(About this task): Scan the entries for "cracked". Every line that holds it is to be copied.

[Stored items]
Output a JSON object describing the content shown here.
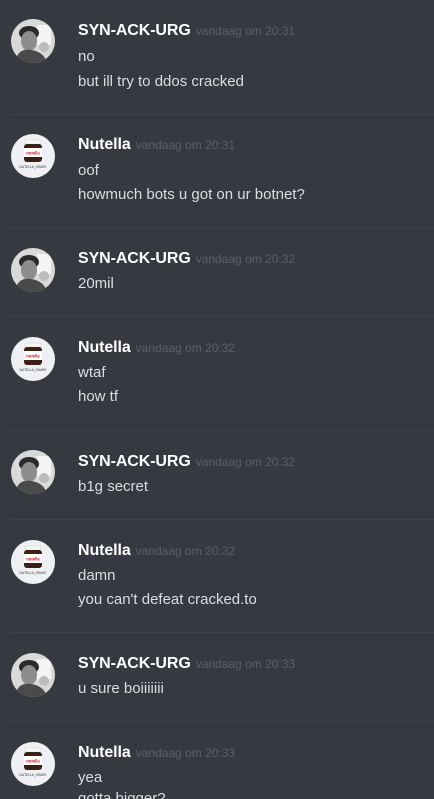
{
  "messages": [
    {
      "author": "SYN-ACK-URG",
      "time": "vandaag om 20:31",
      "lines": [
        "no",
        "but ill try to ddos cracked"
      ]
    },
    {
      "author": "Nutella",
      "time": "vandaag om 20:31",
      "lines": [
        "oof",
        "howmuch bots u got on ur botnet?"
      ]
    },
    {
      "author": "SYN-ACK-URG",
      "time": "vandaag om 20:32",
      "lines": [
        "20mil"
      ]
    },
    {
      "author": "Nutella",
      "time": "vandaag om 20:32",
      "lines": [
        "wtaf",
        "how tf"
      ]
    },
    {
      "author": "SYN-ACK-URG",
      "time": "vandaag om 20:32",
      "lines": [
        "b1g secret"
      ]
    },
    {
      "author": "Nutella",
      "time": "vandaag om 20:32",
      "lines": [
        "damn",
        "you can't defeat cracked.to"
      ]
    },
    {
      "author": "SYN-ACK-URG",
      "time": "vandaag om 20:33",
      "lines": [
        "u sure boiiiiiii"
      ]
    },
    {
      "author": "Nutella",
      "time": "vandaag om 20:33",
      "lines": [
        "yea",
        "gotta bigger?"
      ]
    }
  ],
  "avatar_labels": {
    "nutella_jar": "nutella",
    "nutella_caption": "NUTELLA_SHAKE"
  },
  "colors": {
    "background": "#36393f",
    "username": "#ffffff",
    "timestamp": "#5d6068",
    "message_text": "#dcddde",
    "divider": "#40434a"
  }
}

(Answer below):
        "but ill try to ddos cracked"
        "you can't defeat cracked.to"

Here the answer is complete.